[Given records]:

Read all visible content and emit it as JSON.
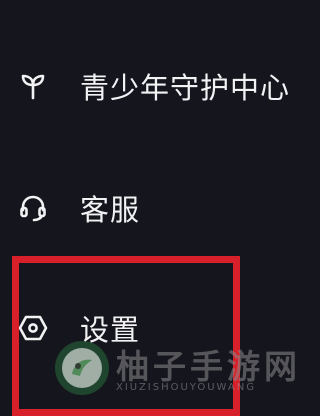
{
  "menu": {
    "items": [
      {
        "label": "青少年守护中心",
        "icon": "sprout-icon"
      },
      {
        "label": "客服",
        "icon": "headset-icon"
      },
      {
        "label": "设置",
        "icon": "gear-icon"
      }
    ]
  },
  "highlight": {
    "color": "#d8202a",
    "target": "设置"
  },
  "watermark": {
    "chinese_text": "柚子手游网",
    "pinyin_text": "XIUZISHOUYOUWANG",
    "logo": "watermark-logo"
  },
  "colors": {
    "background": "#15161d",
    "text": "#f2f2f4",
    "highlight": "#d8202a"
  }
}
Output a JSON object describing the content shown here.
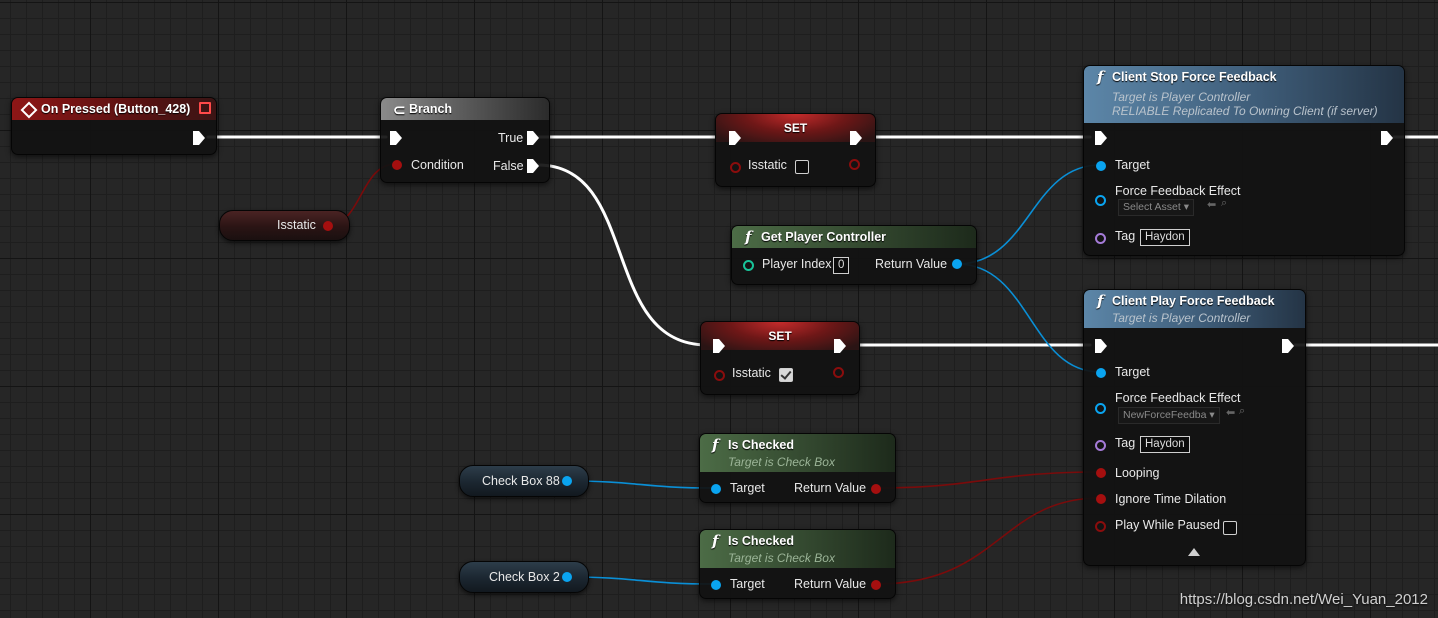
{
  "on_pressed": {
    "title": "On Pressed (Button_428)"
  },
  "branch": {
    "title": "Branch",
    "true_label": "True",
    "false_label": "False",
    "condition_label": "Condition"
  },
  "isstatic_var": {
    "label": "Isstatic"
  },
  "set_top": {
    "title": "SET",
    "var_label": "Isstatic",
    "checked": false
  },
  "set_bottom": {
    "title": "SET",
    "var_label": "Isstatic",
    "checked": true
  },
  "get_player_controller": {
    "title": "Get Player Controller",
    "player_index_label": "Player Index",
    "player_index_value": "0",
    "return_label": "Return Value"
  },
  "client_stop": {
    "title": "Client Stop Force Feedback",
    "subtitle1": "Target is Player Controller",
    "subtitle2": "RELIABLE Replicated To Owning Client (if server)",
    "target_label": "Target",
    "effect_label": "Force Feedback Effect",
    "effect_value": "Select Asset",
    "tag_label": "Tag",
    "tag_value": "Haydon"
  },
  "client_play": {
    "title": "Client Play Force Feedback",
    "subtitle1": "Target is Player Controller",
    "target_label": "Target",
    "effect_label": "Force Feedback Effect",
    "effect_value": "NewForceFeedba",
    "tag_label": "Tag",
    "tag_value": "Haydon",
    "looping_label": "Looping",
    "ignore_label": "Ignore Time Dilation",
    "paused_label": "Play While Paused",
    "paused_checked": false
  },
  "is_checked_1": {
    "title": "Is Checked",
    "subtitle": "Target is Check Box",
    "target_label": "Target",
    "return_label": "Return Value"
  },
  "is_checked_2": {
    "title": "Is Checked",
    "subtitle": "Target is Check Box",
    "target_label": "Target",
    "return_label": "Return Value"
  },
  "checkbox_88": {
    "label": "Check Box 88"
  },
  "checkbox_2": {
    "label": "Check Box 2"
  },
  "watermark": "https://blog.csdn.net/Wei_Yuan_2012",
  "colors": {
    "exec": "#ffffff",
    "bool": "#a50f0f",
    "object": "#0aa4f0",
    "string": "#a57bd8",
    "int": "#18c49a"
  }
}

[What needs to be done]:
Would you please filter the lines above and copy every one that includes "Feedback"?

[Response area]:
    "title": "Client Stop Force Feedback",
    "effect_label": "Force Feedback Effect",
    "title": "Client Play Force Feedback",
    "effect_label": "Force Feedback Effect",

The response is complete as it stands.